He said one of the issues involves state and local costs, which he said legislative analysts in 2012 were unable to pin down because they lacked adequate information.
Tennessee Republican lawmakers later voted to sue the federal government over the Obama-era refugee resettlement program and entered into an agreement with outside lawyers to handle their case after the state attorney general refused to sue.
After being dealt setbacks before the U.S. 6th Circuit Court of Appeals, attorneys from the conservative Thomas More Legal Center have petitioned the U.S. Supreme Court to take up the case.
Sexton said while proponents say the refugees are carefully vetted, Sexton said "I'm not going to dismiss the security [issue]. We're going to have to talk to the congressional delegation to give us how well they think it is. But even with the best vetting process you can't always be sure that none of the bad guys are getting into this process."
In late December, a tweet briefly posted on the Hamilton County Republican Party's Twitter feed criticized both Lee and Chattanooga Mayor Berke for supporting continued participation in the resettlement program.
"Gov. Bill Lee and Mayor Burke are all WRONG on #refugee resettlement into area," the tweet, which was reported by the conservative Tennessee Star website, said. "See demise of cities like Deerborn, MI, Minneapolis, MN and others w/no ASSIMILATION, citizens forced out #badpolicy #blockit #backdooramnesty Help refugees in home territory!"
The post was quickly removed. Times Free Press efforts to reach Hamilton County GOP Chairwoman Marsha Yessick last month were unsuccessful.
But a local Republican familiar with the issue was told no official action on the refugee resettlement issue was ever taken by the local GOP's executive committee on the refugee issue.

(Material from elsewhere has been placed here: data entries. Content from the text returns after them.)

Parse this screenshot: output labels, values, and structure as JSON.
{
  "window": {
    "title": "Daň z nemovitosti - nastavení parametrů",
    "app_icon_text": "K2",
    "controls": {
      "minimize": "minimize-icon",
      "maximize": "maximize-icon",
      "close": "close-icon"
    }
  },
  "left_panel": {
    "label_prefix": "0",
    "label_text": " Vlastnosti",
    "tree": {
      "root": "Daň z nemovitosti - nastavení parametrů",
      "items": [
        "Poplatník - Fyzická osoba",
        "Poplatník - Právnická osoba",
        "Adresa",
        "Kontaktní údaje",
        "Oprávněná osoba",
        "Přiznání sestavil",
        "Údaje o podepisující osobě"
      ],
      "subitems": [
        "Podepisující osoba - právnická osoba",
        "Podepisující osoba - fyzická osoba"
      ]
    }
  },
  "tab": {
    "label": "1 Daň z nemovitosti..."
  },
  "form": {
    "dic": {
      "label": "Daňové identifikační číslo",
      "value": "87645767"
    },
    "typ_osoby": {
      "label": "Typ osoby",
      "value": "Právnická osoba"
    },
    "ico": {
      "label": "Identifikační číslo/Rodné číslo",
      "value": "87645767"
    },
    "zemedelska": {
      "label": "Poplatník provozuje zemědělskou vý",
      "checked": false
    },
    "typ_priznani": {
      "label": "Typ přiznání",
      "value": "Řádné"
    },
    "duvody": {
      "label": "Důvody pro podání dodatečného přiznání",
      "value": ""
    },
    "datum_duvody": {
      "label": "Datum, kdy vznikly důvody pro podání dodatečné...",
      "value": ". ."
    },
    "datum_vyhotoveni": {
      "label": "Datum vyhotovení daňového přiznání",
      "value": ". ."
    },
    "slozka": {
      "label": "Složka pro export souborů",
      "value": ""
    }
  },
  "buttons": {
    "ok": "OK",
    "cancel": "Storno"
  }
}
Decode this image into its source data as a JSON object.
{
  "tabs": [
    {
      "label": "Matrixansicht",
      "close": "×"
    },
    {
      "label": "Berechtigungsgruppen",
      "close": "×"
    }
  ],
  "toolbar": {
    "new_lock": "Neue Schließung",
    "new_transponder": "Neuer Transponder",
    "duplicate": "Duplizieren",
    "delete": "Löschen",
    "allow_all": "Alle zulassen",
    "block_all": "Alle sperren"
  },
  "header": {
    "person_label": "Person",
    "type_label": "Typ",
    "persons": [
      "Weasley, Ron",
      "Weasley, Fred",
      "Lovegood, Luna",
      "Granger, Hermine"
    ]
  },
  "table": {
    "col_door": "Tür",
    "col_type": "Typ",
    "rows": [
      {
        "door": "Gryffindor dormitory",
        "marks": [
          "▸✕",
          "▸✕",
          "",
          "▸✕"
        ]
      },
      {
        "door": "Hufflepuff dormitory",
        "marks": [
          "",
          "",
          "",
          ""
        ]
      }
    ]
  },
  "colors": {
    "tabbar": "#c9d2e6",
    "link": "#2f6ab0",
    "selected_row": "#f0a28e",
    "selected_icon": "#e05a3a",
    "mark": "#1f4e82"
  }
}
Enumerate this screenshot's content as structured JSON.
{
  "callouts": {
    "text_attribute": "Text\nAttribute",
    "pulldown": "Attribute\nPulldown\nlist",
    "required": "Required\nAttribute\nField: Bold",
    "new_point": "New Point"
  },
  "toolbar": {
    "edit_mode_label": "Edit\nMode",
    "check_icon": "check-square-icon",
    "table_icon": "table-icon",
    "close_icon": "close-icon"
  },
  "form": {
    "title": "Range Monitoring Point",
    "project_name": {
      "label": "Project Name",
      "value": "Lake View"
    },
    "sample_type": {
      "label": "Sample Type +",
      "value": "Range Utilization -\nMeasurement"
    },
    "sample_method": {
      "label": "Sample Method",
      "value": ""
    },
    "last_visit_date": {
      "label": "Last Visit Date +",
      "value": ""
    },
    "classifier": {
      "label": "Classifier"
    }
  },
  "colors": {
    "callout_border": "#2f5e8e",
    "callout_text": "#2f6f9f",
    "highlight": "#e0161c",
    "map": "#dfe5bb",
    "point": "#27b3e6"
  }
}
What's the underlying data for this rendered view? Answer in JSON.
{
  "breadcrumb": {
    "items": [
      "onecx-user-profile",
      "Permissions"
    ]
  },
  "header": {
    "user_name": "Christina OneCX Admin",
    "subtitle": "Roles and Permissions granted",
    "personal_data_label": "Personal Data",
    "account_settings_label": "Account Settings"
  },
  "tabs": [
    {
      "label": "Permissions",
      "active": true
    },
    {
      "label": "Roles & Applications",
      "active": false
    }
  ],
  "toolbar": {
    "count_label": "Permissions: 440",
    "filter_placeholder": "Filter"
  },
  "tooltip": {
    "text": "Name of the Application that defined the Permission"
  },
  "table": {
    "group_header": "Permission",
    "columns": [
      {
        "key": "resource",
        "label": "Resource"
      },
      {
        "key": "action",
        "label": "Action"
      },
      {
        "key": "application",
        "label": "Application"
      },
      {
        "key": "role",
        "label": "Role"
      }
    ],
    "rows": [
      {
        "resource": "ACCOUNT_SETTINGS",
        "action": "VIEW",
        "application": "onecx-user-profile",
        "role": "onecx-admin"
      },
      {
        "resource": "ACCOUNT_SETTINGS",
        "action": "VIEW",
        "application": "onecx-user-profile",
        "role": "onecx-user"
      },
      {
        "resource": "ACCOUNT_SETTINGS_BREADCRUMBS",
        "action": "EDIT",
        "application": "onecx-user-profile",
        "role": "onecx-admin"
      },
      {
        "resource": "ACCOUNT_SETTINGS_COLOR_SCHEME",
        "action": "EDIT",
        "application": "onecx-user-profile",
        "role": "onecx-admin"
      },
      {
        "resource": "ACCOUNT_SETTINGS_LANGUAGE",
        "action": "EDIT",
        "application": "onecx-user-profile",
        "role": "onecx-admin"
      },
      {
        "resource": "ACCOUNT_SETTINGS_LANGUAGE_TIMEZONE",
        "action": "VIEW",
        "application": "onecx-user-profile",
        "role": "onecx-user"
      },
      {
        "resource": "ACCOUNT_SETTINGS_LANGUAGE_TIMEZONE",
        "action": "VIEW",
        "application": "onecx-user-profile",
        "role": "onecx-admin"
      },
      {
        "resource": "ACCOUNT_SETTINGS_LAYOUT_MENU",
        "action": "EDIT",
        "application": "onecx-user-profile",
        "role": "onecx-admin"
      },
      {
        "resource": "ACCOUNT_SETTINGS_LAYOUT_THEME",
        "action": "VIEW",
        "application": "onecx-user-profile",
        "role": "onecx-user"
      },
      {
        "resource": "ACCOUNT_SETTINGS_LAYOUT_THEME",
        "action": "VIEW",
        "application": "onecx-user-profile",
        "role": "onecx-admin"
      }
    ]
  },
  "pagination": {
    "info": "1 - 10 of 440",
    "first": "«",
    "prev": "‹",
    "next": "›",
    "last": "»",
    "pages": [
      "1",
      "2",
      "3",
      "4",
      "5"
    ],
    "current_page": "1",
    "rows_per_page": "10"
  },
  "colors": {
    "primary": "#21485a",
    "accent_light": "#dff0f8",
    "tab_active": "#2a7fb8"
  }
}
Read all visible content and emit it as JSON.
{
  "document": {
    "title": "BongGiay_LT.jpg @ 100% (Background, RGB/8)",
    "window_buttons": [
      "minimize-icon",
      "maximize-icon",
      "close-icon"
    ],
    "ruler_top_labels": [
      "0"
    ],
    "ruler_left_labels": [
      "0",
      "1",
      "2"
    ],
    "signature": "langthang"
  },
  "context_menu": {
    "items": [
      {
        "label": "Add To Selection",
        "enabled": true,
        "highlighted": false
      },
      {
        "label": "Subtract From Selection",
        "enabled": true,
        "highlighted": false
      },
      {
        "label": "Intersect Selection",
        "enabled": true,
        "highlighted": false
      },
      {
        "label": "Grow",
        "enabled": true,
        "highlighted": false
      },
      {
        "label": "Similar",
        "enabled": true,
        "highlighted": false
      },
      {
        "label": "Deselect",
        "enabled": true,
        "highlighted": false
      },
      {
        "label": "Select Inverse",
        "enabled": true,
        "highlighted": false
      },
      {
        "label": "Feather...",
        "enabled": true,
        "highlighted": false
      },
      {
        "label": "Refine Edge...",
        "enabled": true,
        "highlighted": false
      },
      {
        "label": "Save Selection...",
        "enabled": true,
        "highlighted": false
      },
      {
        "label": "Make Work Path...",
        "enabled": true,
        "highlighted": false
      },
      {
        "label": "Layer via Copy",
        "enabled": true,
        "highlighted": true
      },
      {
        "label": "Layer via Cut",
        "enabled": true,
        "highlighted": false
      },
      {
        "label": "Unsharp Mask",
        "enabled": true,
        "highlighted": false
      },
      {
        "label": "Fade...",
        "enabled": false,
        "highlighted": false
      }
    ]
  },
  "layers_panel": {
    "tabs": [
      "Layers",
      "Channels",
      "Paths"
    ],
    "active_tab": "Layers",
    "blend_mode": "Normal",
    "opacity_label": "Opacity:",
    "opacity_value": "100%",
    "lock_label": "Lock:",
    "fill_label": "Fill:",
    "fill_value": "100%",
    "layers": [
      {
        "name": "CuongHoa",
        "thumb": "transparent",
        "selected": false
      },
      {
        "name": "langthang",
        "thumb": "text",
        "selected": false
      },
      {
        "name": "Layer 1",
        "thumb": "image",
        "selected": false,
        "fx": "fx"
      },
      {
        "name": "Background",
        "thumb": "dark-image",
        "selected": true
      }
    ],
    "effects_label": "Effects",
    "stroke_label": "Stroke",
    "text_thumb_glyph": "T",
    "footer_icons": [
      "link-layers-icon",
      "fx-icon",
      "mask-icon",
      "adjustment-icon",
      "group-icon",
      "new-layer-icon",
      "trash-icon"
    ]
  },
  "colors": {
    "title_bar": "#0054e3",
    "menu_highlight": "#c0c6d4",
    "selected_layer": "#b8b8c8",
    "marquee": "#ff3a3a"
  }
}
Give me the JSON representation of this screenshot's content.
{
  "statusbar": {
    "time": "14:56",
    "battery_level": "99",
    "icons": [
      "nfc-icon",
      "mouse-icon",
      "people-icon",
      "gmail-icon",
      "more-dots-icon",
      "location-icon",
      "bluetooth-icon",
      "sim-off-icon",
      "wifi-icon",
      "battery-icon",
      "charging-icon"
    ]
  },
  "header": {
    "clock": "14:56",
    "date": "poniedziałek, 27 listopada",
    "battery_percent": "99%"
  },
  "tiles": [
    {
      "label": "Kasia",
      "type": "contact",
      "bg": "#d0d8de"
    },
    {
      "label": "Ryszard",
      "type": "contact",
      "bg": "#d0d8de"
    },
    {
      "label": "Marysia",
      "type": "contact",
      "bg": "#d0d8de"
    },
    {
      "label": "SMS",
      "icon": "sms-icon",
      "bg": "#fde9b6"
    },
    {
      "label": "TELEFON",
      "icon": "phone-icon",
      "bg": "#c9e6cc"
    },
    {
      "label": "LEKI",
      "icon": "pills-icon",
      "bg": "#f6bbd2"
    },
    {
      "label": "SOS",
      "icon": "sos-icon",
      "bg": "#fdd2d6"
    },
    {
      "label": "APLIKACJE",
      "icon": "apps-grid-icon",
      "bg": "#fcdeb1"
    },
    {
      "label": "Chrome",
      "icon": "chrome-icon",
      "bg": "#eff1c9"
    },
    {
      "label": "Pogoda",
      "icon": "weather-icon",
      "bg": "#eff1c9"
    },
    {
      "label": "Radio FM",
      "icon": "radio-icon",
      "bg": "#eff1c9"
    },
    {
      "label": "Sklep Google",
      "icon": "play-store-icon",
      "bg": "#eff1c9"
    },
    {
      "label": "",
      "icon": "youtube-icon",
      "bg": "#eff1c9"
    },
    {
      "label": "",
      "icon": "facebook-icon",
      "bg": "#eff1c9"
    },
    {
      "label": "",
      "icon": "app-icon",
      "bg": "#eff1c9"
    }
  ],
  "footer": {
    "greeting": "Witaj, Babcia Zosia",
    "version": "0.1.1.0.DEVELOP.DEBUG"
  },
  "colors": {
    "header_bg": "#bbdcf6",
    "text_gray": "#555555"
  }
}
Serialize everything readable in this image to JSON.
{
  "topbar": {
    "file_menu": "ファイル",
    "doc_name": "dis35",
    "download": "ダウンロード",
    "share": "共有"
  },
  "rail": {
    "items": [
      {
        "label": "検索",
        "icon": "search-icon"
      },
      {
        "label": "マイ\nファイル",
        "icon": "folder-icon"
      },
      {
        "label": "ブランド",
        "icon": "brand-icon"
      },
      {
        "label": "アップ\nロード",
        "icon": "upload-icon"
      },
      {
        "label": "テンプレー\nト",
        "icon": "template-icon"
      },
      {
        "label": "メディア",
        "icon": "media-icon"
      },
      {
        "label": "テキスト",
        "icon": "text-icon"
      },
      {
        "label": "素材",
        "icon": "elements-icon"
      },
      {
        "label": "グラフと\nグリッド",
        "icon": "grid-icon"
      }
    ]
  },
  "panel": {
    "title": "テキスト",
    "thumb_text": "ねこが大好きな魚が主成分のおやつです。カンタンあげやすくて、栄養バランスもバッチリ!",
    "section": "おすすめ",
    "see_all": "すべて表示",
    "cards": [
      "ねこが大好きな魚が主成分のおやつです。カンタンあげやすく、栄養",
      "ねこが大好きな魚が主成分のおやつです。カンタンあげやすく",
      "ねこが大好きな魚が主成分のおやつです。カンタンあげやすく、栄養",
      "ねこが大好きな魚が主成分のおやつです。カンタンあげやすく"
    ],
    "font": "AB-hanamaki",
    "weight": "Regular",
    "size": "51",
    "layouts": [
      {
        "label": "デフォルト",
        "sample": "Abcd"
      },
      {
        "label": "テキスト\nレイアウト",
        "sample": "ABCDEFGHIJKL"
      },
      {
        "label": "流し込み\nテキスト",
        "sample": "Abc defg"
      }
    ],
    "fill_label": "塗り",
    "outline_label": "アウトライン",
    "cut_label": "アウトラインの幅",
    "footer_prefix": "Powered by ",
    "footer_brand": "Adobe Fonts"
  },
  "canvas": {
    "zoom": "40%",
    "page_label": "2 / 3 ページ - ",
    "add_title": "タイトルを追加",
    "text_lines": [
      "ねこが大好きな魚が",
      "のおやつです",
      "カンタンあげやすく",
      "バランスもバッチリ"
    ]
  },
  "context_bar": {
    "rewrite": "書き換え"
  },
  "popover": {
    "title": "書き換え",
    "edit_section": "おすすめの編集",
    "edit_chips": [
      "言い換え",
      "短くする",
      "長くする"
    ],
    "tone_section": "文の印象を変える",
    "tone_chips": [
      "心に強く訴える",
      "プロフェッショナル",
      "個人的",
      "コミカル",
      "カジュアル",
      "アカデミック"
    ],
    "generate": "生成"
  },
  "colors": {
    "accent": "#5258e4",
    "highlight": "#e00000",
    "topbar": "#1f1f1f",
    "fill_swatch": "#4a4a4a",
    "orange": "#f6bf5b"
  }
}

The Republican also said the tweet was posted by someone who had access to the Twitter account but not authorized to post.